Part 1: Single-sex institutions
875.Part 1 of this Schedule makes exceptions from the prohibition on sex discrimination by further and higher education institutions to allow for the existence of single-sex colleges and to make transitional provisions for single-sex institutions which are turning co-educational.
876.These provisions are designed to replicate the effect of provisions in the Sex Discrimination Act 1975.
Admission to single-sex institutions: paragraph 1
877.This paragraph allows a single-sex institution to refuse to admit members of the opposite sex. An institution is defined as single-sex if it admits students of one sex only. An institution which exceptionally admits students of the opposite sex, or which admits a comparatively small number of opposite-sex students to particular courses or classes only, is still regarded as single-sex. Limiting those students to particular courses or classes is permitted. However, other forms of sex discrimination by the institution against its opposite-sex students would still be unlawful.
A women’s college which admits only female students is not discriminating unlawfully against men.
If the college admits a small number of men to make up the numbers on a particular course of study, it is still regarded as a single-sex college. It is not discriminating unlawfully by refusing to admit men to other courses.
A women’s college which admits men to certain courses but refuses to let them use the student cafeteria would be discriminating unlawfully against them.
Single-sex institutions turning co-educational: paragraphs 2 and 3.
878.These paragraphs enable a college which is going through the process of changing from a single-sex to a co-educational institution to apply for a transitional exemption order, to enable it to continue restricting admittance to a single sex until the transition from single-sex is complete.
879.Paragraph 3 sets out the procedures for applying for a transitional exemption order.

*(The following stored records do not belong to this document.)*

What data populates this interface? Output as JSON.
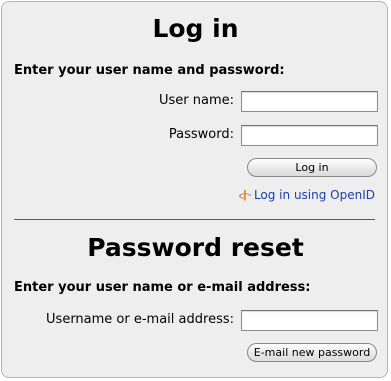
{
  "login": {
    "title": "Log in",
    "instruction": "Enter your user name and password:",
    "username_label": "User name:",
    "username_value": "",
    "password_label": "Password:",
    "password_value": "",
    "login_button": "Log in",
    "openid_link": "Log in using OpenID",
    "openid_icon": "openid-icon"
  },
  "reset": {
    "title": "Password reset",
    "instruction": "Enter your user name or e-mail address:",
    "identifier_label": "Username or e-mail address:",
    "identifier_value": "",
    "email_button": "E-mail new password"
  },
  "colors": {
    "panel_background": "#eeeeee",
    "link": "#1c3fa6",
    "openid_orange": "#f7931e"
  }
}
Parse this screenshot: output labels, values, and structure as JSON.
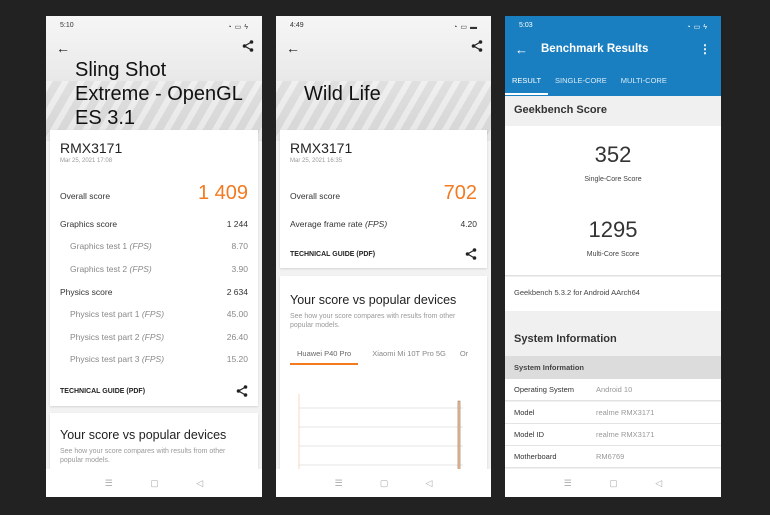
{
  "screens": {
    "sling_shot": {
      "status_time": "5:10",
      "title_lines": [
        "Sling Shot",
        "Extreme - OpenGL",
        "ES 3.1"
      ],
      "device": "RMX3171",
      "date": "Mar 25, 2021 17:08",
      "overall_label": "Overall score",
      "overall_value": "1 409",
      "rows": [
        {
          "label": "Graphics score",
          "value": "1 244",
          "sub": false
        },
        {
          "label": "Graphics test 1",
          "unit": "(FPS)",
          "value": "8.70",
          "sub": true
        },
        {
          "label": "Graphics test 2",
          "unit": "(FPS)",
          "value": "3.90",
          "sub": true
        },
        {
          "label": "Physics score",
          "value": "2 634",
          "sub": false
        },
        {
          "label": "Physics test part 1",
          "unit": "(FPS)",
          "value": "45.00",
          "sub": true
        },
        {
          "label": "Physics test part 2",
          "unit": "(FPS)",
          "value": "26.40",
          "sub": true
        },
        {
          "label": "Physics test part 3",
          "unit": "(FPS)",
          "value": "15.20",
          "sub": true
        }
      ],
      "technical_guide": "TECHNICAL GUIDE (PDF)",
      "vs_title": "Your score vs popular devices",
      "vs_desc": "See how your score compares with results from other popular models."
    },
    "wild_life": {
      "status_time": "4:49",
      "title": "Wild Life",
      "device": "RMX3171",
      "date": "Mar 25, 2021 16:35",
      "overall_label": "Overall score",
      "overall_value": "702",
      "fps_label": "Average frame rate",
      "fps_unit": "(FPS)",
      "fps_value": "4.20",
      "technical_guide": "TECHNICAL GUIDE (PDF)",
      "vs_title": "Your score vs popular devices",
      "vs_desc": "See how your score compares with results from other popular models.",
      "device_tabs": [
        "Huawei P40 Pro",
        "Xiaomi Mi 10T Pro 5G",
        "Or"
      ]
    },
    "geekbench": {
      "status_time": "5:03",
      "title": "Benchmark Results",
      "tabs": [
        "RESULT",
        "SINGLE-CORE",
        "MULTI-CORE"
      ],
      "score_section": "Geekbench Score",
      "single_core_score": "352",
      "single_core_label": "Single-Core Score",
      "multi_core_score": "1295",
      "multi_core_label": "Multi-Core Score",
      "version": "Geekbench 5.3.2 for Android AArch64",
      "sysinfo_section": "System Information",
      "sysinfo_header": "System Information",
      "sysinfo": [
        {
          "key": "Operating System",
          "value": "Android 10"
        },
        {
          "key": "Model",
          "value": "realme RMX3171"
        },
        {
          "key": "Model ID",
          "value": "realme RMX3171"
        },
        {
          "key": "Motherboard",
          "value": "RM6769"
        }
      ]
    }
  },
  "colors": {
    "accent_orange": "#f47a20",
    "geekbench_blue": "#1a7fc1"
  },
  "nav_icons": [
    "menu-icon",
    "home-icon",
    "back-icon"
  ]
}
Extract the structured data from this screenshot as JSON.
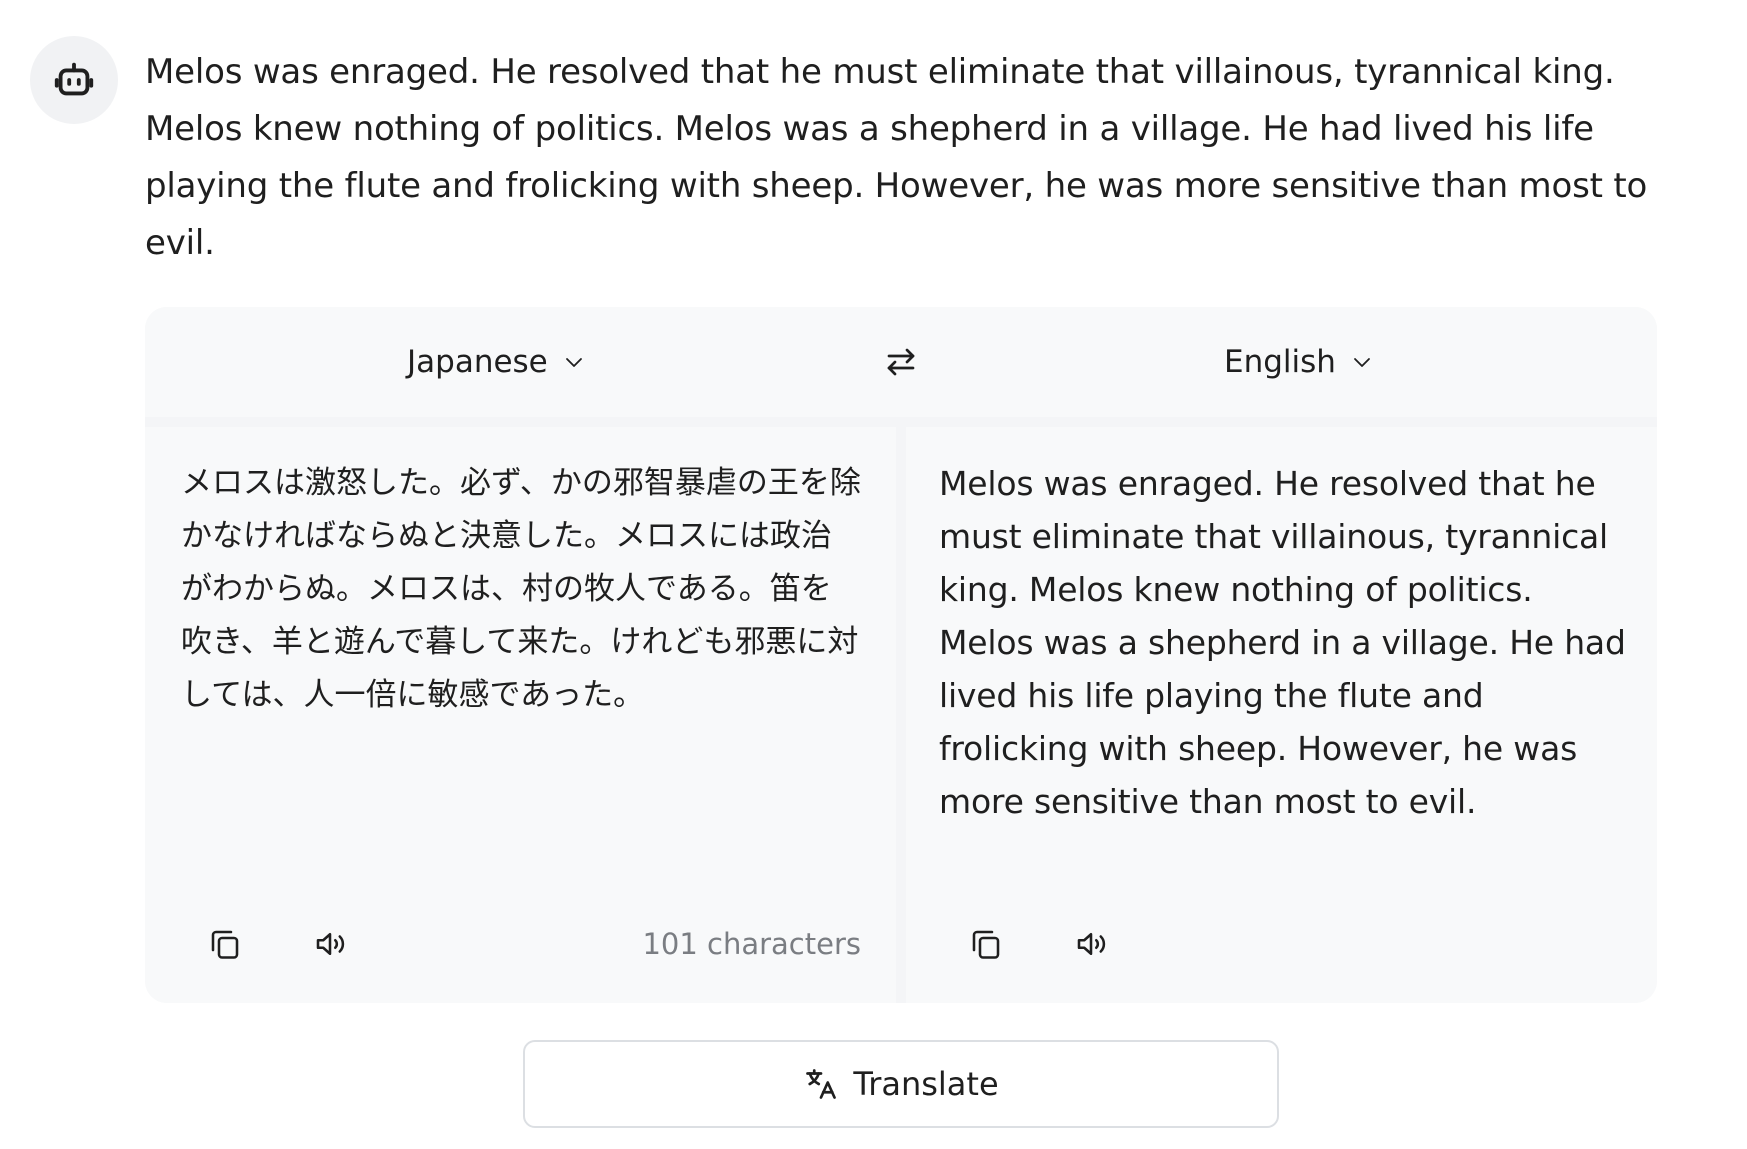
{
  "message": {
    "text": "Melos was enraged. He resolved that he must eliminate that villainous, tyrannical king. Melos knew nothing of politics. Melos was a shepherd in a village. He had lived his life playing the flute and frolicking with sheep. However, he was more sensitive than most to evil."
  },
  "translator": {
    "source_language": "Japanese",
    "target_language": "English",
    "source_text": "メロスは激怒した。必ず、かの邪智暴虐の王を除かなければならぬと決意した。メロスには政治がわからぬ。メロスは、村の牧人である。笛を吹き、羊と遊んで暮して来た。けれども邪悪に対しては、人一倍に敏感であった。",
    "translated_text": "Melos was enraged. He resolved that he must eliminate that villainous, tyrannical king. Melos knew nothing of politics. Melos was a shepherd in a village. He had lived his life playing the flute and frolicking with sheep. However, he was more sensitive than most to evil.",
    "char_count": "101 characters",
    "translate_label": "Translate"
  },
  "icons": {
    "avatar": "robot-icon",
    "dropdown": "chevron-down-icon",
    "swap": "swap-arrows-icon",
    "copy": "copy-icon",
    "speak": "speaker-icon",
    "translate": "translate-icon"
  },
  "colors": {
    "panel_background": "#f8f9fa",
    "text": "#1f1f1f",
    "muted_text": "#7a7d82",
    "button_border": "#dcdfe3"
  }
}
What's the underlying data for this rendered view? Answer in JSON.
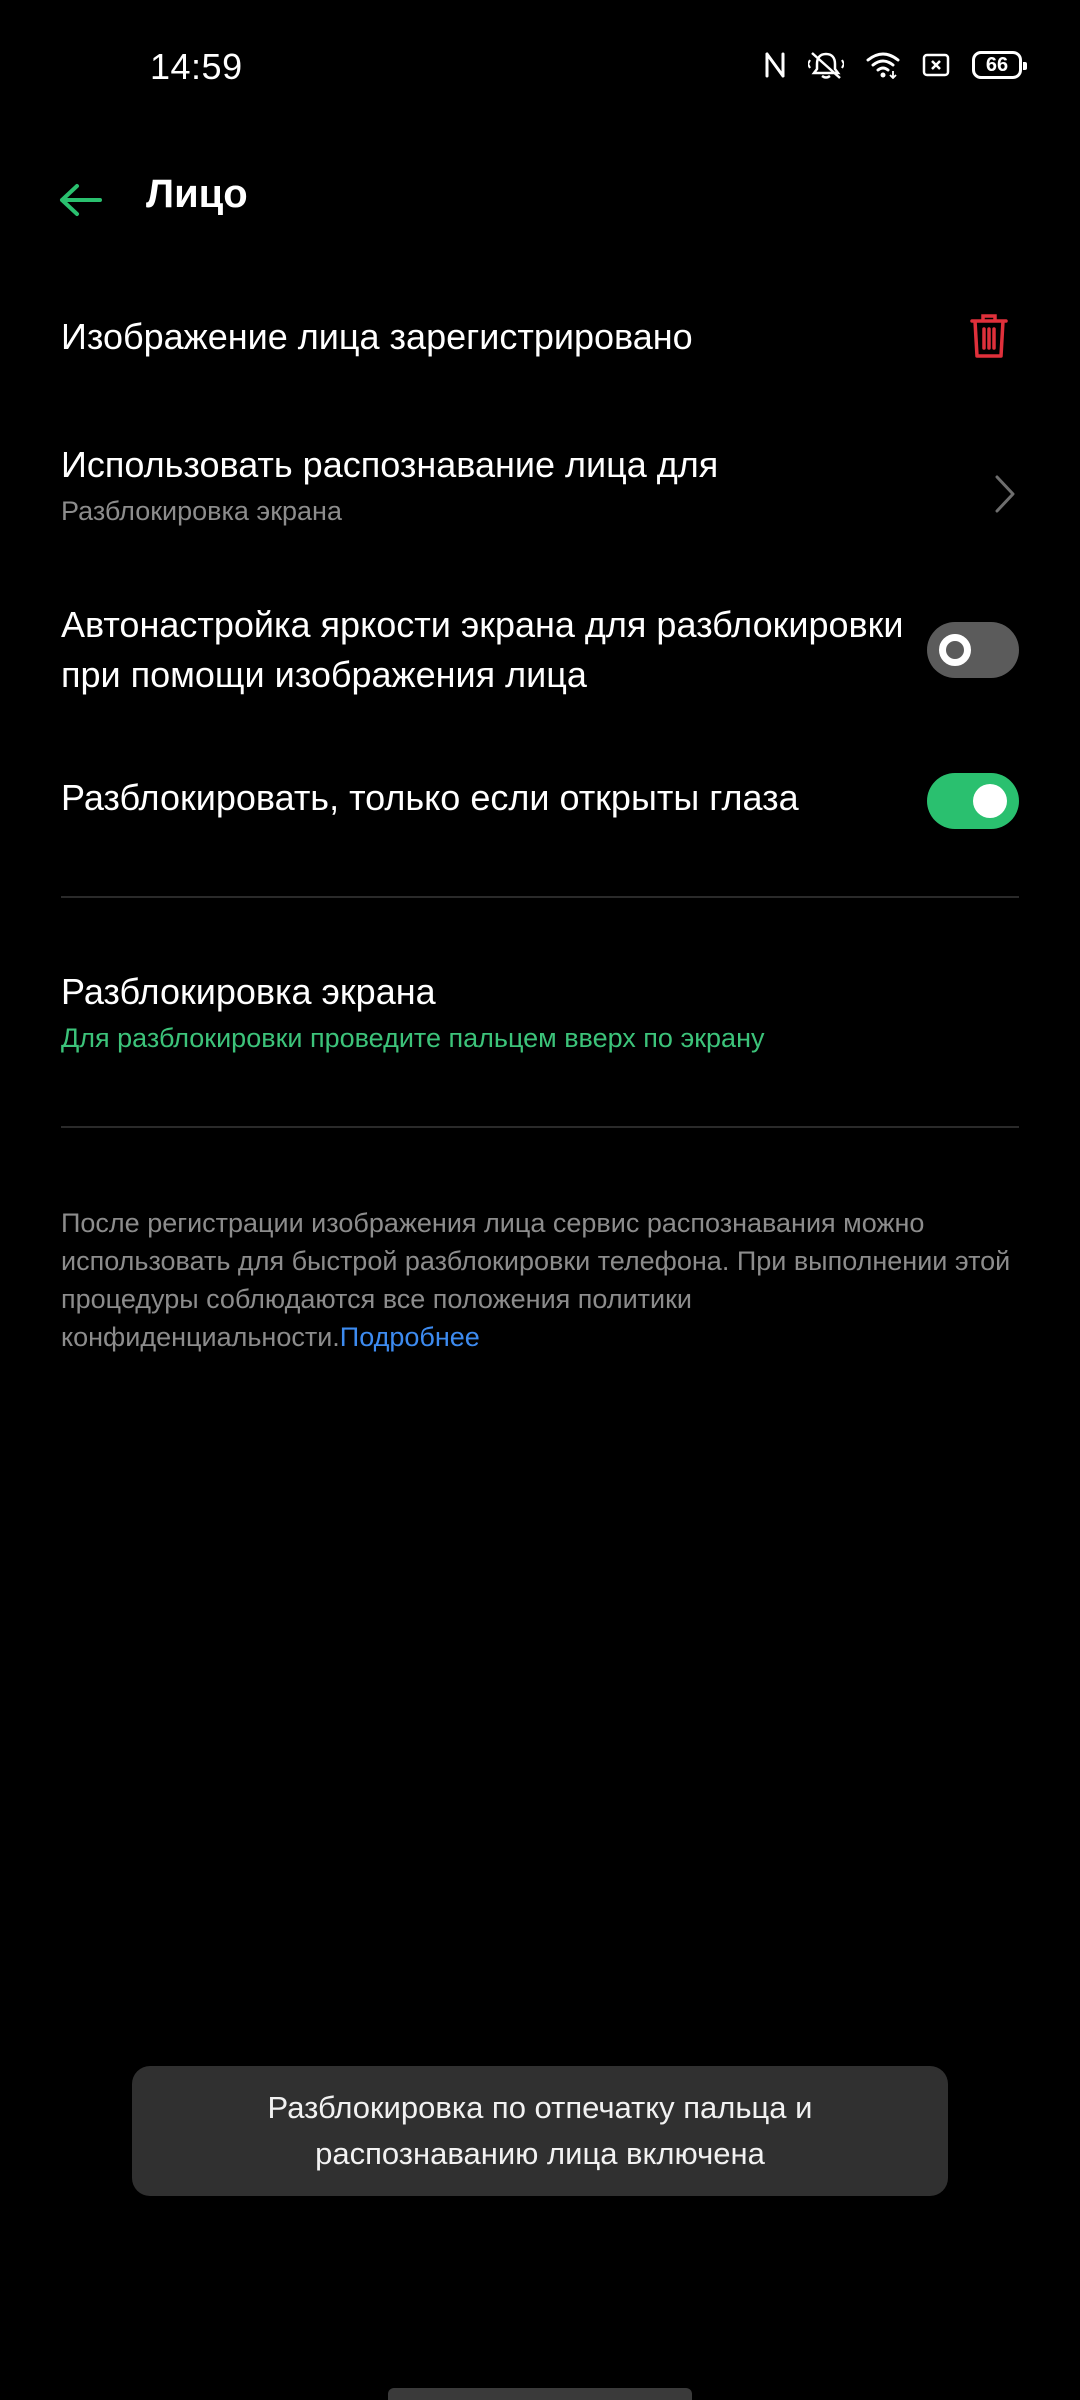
{
  "status_bar": {
    "time": "14:59",
    "battery": "66",
    "icons": [
      "nfc-icon",
      "vibrate-icon",
      "wifi-icon",
      "sim-icon",
      "battery-icon"
    ]
  },
  "toolbar": {
    "title": "Лицо",
    "back_icon": "back-arrow-icon"
  },
  "settings": {
    "registered": {
      "title": "Изображение лица зарегистрировано",
      "action_icon": "trash-icon"
    },
    "use_for": {
      "title": "Использовать распознавание лица для",
      "subtitle": "Разблокировка экрана",
      "action_icon": "chevron-right-icon"
    },
    "auto_brightness": {
      "title": "Автонастройка яркости экрана для разблокировки при помощи изображения лица",
      "enabled": false
    },
    "eyes_open": {
      "title": "Разблокировать, только если открыты глаза",
      "enabled": true
    },
    "lock_screen": {
      "title": "Разблокировка экрана",
      "subtitle": "Для разблокировки проведите пальцем вверх по экрану"
    }
  },
  "footnote": {
    "text": "После регистрации изображения лица сервис распознавания можно использовать для быстрой разблокировки телефона. При выполнении этой процедуры соблюдаются все положения политики конфиденциальности.",
    "link": "Подробнее"
  },
  "toast": {
    "text": "Разблокировка по отпечатку пальца и распознаванию лица включена"
  },
  "colors": {
    "background": "#000000",
    "accent_green": "#2ac06f",
    "danger_red": "#e0303b",
    "link_blue": "#3d8bf0",
    "secondary_text": "#8c8c8c"
  }
}
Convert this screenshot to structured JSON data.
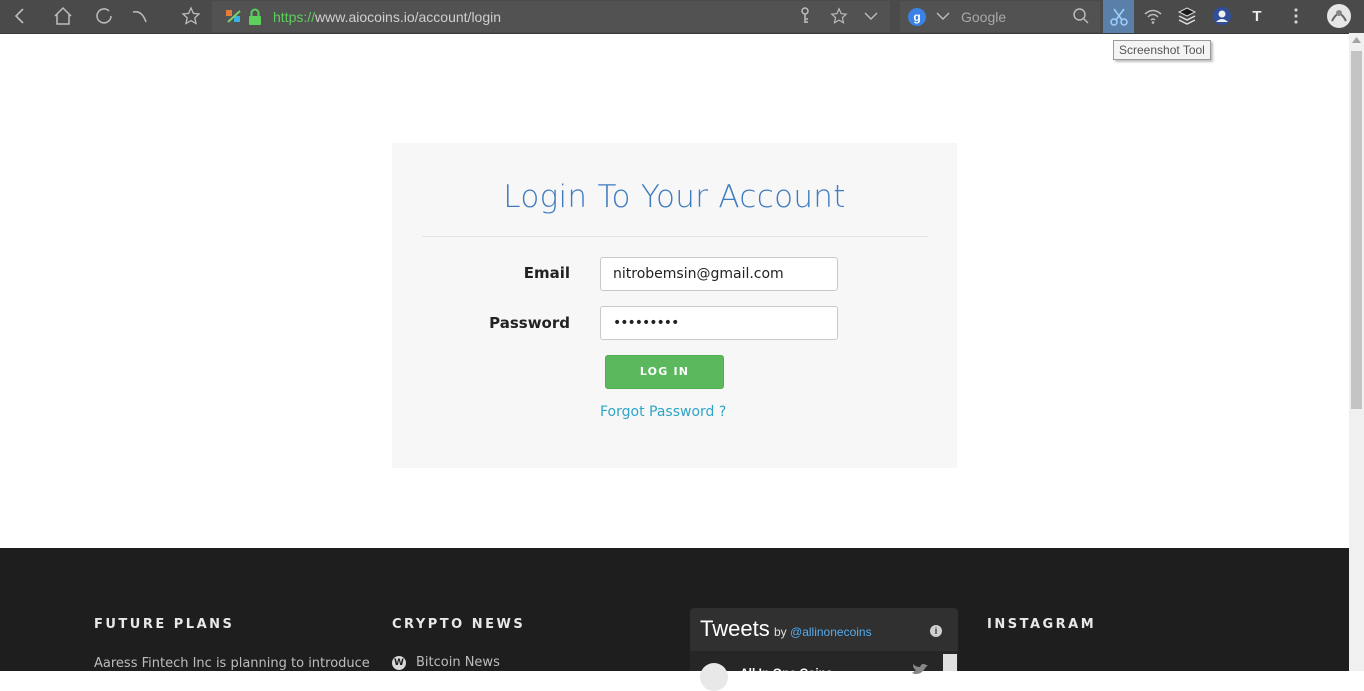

880.These provisions are designed to replicate the effect of provisions in the Sex Discrimination Act 1975.
If a transitional exemption order is made in accordance with the arrangements in paragraph 3:
A women’s college which decides to become co-educational by starting to admit a certain number of male undergraduates to the first year of its degree courses will not be discriminating unlawfully by limiting the number of men it admits, or by refusing men access to postgraduate degree courses.
A college in the process of becoming co-educational must treat its male and female students equally once they have been admitted, since the transitional exemption order relates only to discrimination in relation to admissions.